June 24, 2020 | Personal Injury

If you or somebody you care about has been injured due to the negligent or careless actions of another person, you may be able to recover compensation through a personal injury lawsuit. These cases are complicated, but victims should generally be able to receive compensation for various expenses related to their injuries.

Typically, these types of damages are referred to as “general damages” or “special damages.” Understanding the difference between the two can be confusing, particularly if you do not have any legal experience. Here, we want to discuss what special damages are in a personal injury case.

Types of Special Damages

Special damages are also referred to as “economic damages.” In general, these types of damages are fairly straightforward in a personal injury case because they are relatively easy to calculate. Special damages in a personal injury case can include the following:

  • All medical bills related to the injury, including the cost of hospital stays, follow up doctor visits, physical therapy and rehabilitation, prescription medications, medical devices, and more.
  • Any lost income or benefits a person incurs if they cannot work while they recover. This can also include a loss of future earnings or lost earning capacity that a victim incurs if they are not able to return to work or able to return but a job that pays less then what they previously received.
  • The cost of repairing or replacing any damaged property caused by the incident that caused the injury, including vehicle damage or damage to a home.

Why are These Damages Easy to Calculate?

Special damages, as opposed to general damages that we will discuss in a moment, are easier to calculate because an injury victim or their Martinsburg personal injury attorney will be able to provide concrete proof of a loss. This can include medical bills, pay stubs, tax returns, and more.

An exception to special damages that are easy to calculate would be coverage of future medical expenses and loss of future earnings.
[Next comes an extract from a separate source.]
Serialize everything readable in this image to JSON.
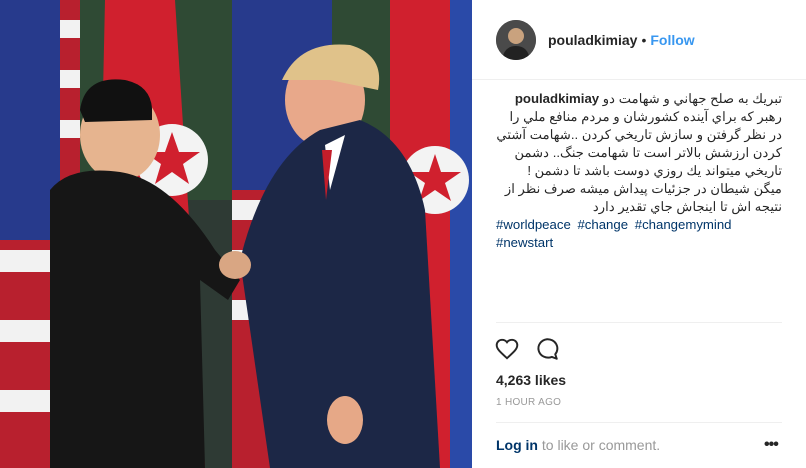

Because these expenses have not happened yet, there is no way to definitively prove exact costs. Both future expected medical bills and future lost earnings will need to be estimated and may require assistance from medical and economic expert witnesses.

General Damages, Explained Briefly

The other type of damages that are often awarded in a personal injury case are called “general damages,” also sometimes referred to as “non-economic damages.” General damages refer to the various physical and emotional pain and suffering that an injury victim endures. Some of the most common types of general damages that are awarded in these cases includes:

  • Pain and suffering damages
  • Loss personal enjoyment damages
  • Mental anguish damages
  • Loss of consortium damages
  • Loss of companionship damages

General damages are typically going to be harder to calculate than the special damages mentioned above. There are no bills or receipts that can show a person’s mental anguish.

Is an Attorney Necessary to Prove Special Damages?

Most personal injury cases are handled out of court and through settlements with insurance carriers. However, it is not uncommon for insurance carriers to make unreasonably low offers or to even deny a claim. It may be necessary to involve an accident attorney to help force an insurance carrier to make a fair settlement. If the insurance company still refuses to adequately compensate an injury victim, it may be necessary to file a lawsuit against an alleged negligent party.